Work to complete: Find every line in the entries that holds the string "about" and report it.

[Opening Data for this task section]

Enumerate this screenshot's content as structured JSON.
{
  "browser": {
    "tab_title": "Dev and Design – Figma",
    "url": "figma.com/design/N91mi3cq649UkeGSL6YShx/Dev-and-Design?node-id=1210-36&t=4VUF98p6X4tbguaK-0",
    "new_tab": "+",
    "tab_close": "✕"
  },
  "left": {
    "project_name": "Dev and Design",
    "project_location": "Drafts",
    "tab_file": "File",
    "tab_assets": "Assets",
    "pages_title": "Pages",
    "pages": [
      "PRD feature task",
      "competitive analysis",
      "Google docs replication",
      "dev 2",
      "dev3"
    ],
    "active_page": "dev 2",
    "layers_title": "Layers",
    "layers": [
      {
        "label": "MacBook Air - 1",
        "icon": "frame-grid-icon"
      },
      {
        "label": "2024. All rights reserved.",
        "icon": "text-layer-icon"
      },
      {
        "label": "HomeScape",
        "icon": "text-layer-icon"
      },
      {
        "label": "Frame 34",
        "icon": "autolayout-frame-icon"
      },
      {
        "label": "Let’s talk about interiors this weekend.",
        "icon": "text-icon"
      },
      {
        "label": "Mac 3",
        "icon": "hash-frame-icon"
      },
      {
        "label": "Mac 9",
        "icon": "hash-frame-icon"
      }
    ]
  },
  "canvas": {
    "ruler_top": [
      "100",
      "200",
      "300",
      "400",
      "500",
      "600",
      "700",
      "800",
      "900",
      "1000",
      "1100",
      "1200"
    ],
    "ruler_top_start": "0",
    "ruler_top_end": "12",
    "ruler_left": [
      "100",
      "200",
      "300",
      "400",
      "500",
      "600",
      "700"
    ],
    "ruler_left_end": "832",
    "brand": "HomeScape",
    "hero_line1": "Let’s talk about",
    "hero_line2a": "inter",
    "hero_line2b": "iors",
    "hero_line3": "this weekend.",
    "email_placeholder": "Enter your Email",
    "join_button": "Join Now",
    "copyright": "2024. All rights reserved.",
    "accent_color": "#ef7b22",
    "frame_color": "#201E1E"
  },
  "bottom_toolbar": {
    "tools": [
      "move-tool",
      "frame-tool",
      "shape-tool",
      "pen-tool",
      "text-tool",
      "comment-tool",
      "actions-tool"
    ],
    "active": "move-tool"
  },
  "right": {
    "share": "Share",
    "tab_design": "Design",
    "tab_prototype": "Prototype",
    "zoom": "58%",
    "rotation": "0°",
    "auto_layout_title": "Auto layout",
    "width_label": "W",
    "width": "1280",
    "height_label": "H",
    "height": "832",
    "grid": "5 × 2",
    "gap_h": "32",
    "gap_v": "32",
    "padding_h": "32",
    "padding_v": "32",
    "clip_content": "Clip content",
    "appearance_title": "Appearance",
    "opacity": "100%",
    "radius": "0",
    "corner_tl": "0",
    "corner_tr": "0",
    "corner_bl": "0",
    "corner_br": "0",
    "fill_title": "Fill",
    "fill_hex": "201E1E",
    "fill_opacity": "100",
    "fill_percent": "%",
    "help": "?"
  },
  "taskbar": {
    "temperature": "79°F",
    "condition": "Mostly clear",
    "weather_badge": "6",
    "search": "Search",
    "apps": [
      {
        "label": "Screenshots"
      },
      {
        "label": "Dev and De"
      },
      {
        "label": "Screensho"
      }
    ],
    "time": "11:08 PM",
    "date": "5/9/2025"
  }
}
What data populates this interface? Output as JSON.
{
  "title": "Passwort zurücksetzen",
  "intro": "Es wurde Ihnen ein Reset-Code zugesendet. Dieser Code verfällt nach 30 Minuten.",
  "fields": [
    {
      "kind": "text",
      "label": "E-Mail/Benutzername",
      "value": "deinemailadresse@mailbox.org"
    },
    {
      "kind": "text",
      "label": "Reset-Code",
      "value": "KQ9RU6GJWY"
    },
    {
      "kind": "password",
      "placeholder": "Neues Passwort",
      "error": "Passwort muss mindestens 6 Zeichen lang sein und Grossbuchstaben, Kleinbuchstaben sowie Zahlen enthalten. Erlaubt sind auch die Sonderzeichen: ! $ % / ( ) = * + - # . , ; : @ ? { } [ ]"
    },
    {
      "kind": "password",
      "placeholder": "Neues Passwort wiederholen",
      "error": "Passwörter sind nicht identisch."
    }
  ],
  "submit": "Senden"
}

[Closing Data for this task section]

Reply to the task:
        "label": "Let’s talk about interiors this weekend.",
    "hero_line1": "Let’s talk about",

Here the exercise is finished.